Many of our readers will know Kate Groch as the CEO of Good Work Foundation and the daughter of Mo Groch, coordinator of the Londolozi Digital Learning Centre.
In June 2013, Kate was invited to speak on the TED stage in Edinburgh. Kate’s talk, From Chance to Choice, describes a model of education in rural Africa that is “leapfrogging” traditional education structures. A model that is using technology, cloud-based learning and innovative, online curriculums to connect learners to a digital world.
This model has been shaped, in no small part, by the adoption of Maya, Kate’s larger than life six-year-old daughter.
In this talk Kate tells that story.
In the seven months since Kate delivered this talk, 120 adult students have become digitally literate (and that is thanks to many Londolozi guests). 200 more adults have enrolled in various career-skills courses and will graduate in September 2014, and more than 1000 children use Good Work Foundation’s Digital Learning Centres every week for English, maths, and digital literacy tuition. By the end of 2014, Good Work Foundation will be reaching more than 2000 schoolchildren.
“What makes this journey so exciting” says Kate “is that we feel like pioneers. Not even in America or Europe have they got the education technology space right, and yet here, in rural South Africa, we are creating Digital Learning Centres that have tablet computers, online course material and high-speed broadband. In fact, we are the only sub-Saharan test study for Stanford University’s Stanford Mobile Inquiry-Based Learning Environment.”
Many Londolozi guests ask how they can contribute to the mission of Good Work Foundation. I posed the question to Kate, and here is what she had to say:
1. Experience “the lab”
A lot of what we do as an organisation started right here at Londolozi. My mom likes to call it “the lab”. As part of a Village Walk, guests can visit the Londolozi Digital Learning Centre and meet my mother, “Gogo” Mo, who discusses our organisation’s roots, our vision, and some of the practical lessons we have learnt “on the ground” so to speak.
2. Get involved in Digital Learning
Hazyview Digital Learning Centre is our state-of-the-art facility that operates in a village about one and half hours from Londolozi. Guests can arrange in advance to visit Hazyview and get involved with digital lessons, helping the kids out on the tablets, OR, spending some time with the adult students. There is a drive involved, but if you have some extra time, it’s well worth the trip.
3. Become Part of our Story
I love it when people from around the world start to take an interest and comment on our progress and our stories, often giving us really good, thoughtful ideas. If you would like to follow Good Work Foundation’s progress, become a fan of our Facebook page, where we post regular updates on our mission to change the landscape of rural African education. We include lots of interesting opinion pieces, and some terrific photos as well.
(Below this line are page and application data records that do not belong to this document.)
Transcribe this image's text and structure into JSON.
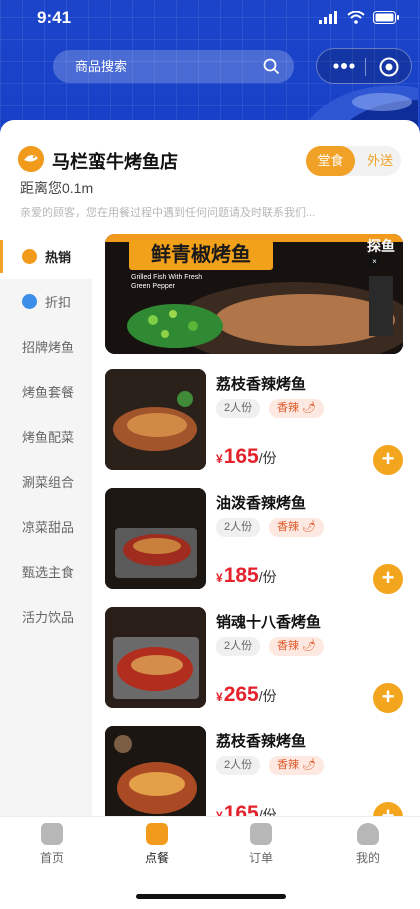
{
  "status_bar": {
    "time": "9:41"
  },
  "search": {
    "placeholder": "商品搜索"
  },
  "store": {
    "name": "马栏蛮牛烤鱼店",
    "distance": "距离您0.1m",
    "notice": "亲爱的顾客，您在用餐过程中遇到任何问题请及时联系我们...",
    "modes": [
      "堂食",
      "外送"
    ],
    "active_mode": "堂食"
  },
  "categories": [
    {
      "label": "热销",
      "active": true
    },
    {
      "label": "折扣"
    },
    {
      "label": "招牌烤鱼"
    },
    {
      "label": "烤鱼套餐"
    },
    {
      "label": "烤鱼配菜"
    },
    {
      "label": "涮菜组合"
    },
    {
      "label": "凉菜甜品"
    },
    {
      "label": "甄选主食"
    },
    {
      "label": "活力饮品"
    }
  ],
  "banner": {
    "title": "鲜青椒烤鱼",
    "subtitle": "Grilled Fish With Fresh Green Pepper",
    "brand": "探鱼"
  },
  "products": [
    {
      "name": "荔枝香辣烤鱼",
      "serving": "2人份",
      "flavor": "香辣",
      "currency": "¥",
      "price": "165",
      "unit": "/份"
    },
    {
      "name": "油泼香辣烤鱼",
      "serving": "2人份",
      "flavor": "香辣",
      "currency": "¥",
      "price": "185",
      "unit": "/份"
    },
    {
      "name": "销魂十八香烤鱼",
      "serving": "2人份",
      "flavor": "香辣",
      "currency": "¥",
      "price": "265",
      "unit": "/份"
    },
    {
      "name": "荔枝香辣烤鱼",
      "serving": "2人份",
      "flavor": "香辣",
      "currency": "¥",
      "price": "165",
      "unit": "/份"
    }
  ],
  "tabs": [
    {
      "label": "首页"
    },
    {
      "label": "点餐",
      "active": true
    },
    {
      "label": "订单"
    },
    {
      "label": "我的"
    }
  ],
  "colors": {
    "brand_orange": "#f1a126",
    "price_red": "#e4232d",
    "header_blue": "#1640c8"
  },
  "icons": {
    "search": "search-icon",
    "more": "more-icon",
    "capsule_target": "target-icon",
    "add": "plus-icon"
  }
}
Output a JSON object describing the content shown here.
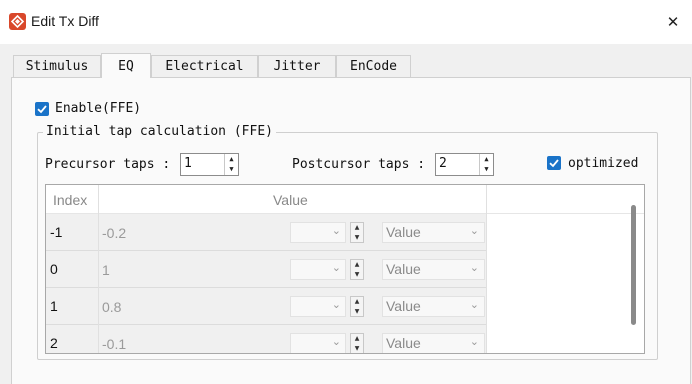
{
  "window": {
    "title": "Edit Tx Diff",
    "close_glyph": "✕",
    "accent": "#d9482b"
  },
  "tabs": [
    {
      "label": "Stimulus",
      "active": false
    },
    {
      "label": "EQ",
      "active": true
    },
    {
      "label": "Electrical",
      "active": false
    },
    {
      "label": "Jitter",
      "active": false
    },
    {
      "label": "EnCode",
      "active": false
    }
  ],
  "eq": {
    "enable_label": "Enable(FFE)",
    "enable_checked": true,
    "group_title": "Initial tap calculation (FFE)",
    "precursor": {
      "label": "Precursor taps :",
      "value": "1"
    },
    "postcursor": {
      "label": "Postcursor taps :",
      "value": "2"
    },
    "optimized_label": "optimized",
    "optimized_checked": true,
    "checkbox_color": "#1a73c8"
  },
  "table": {
    "headers": {
      "index": "Index",
      "value": "Value"
    },
    "rows": [
      {
        "index": "-1",
        "value": "-0.2",
        "unit": "Value"
      },
      {
        "index": "0",
        "value": "1",
        "unit": "Value"
      },
      {
        "index": "1",
        "value": "0.8",
        "unit": "Value"
      },
      {
        "index": "2",
        "value": "-0.1",
        "unit": "Value"
      }
    ]
  }
}
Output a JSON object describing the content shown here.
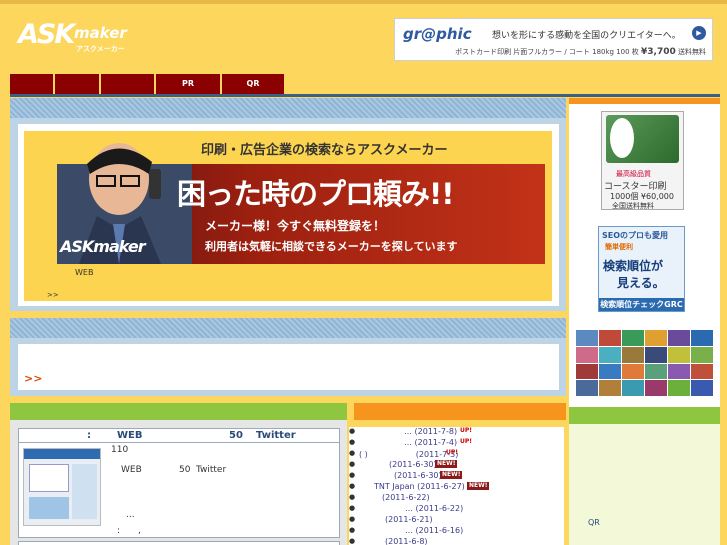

Do you think it is possible to change the face of education in rural Africa using innovative education technologies? Kate speaks about “human software” being as important as computers, applications and equipment. What do you think? If you have any direct questions or thoughts you would like to share with Kate, feel free to use the space below as a forum.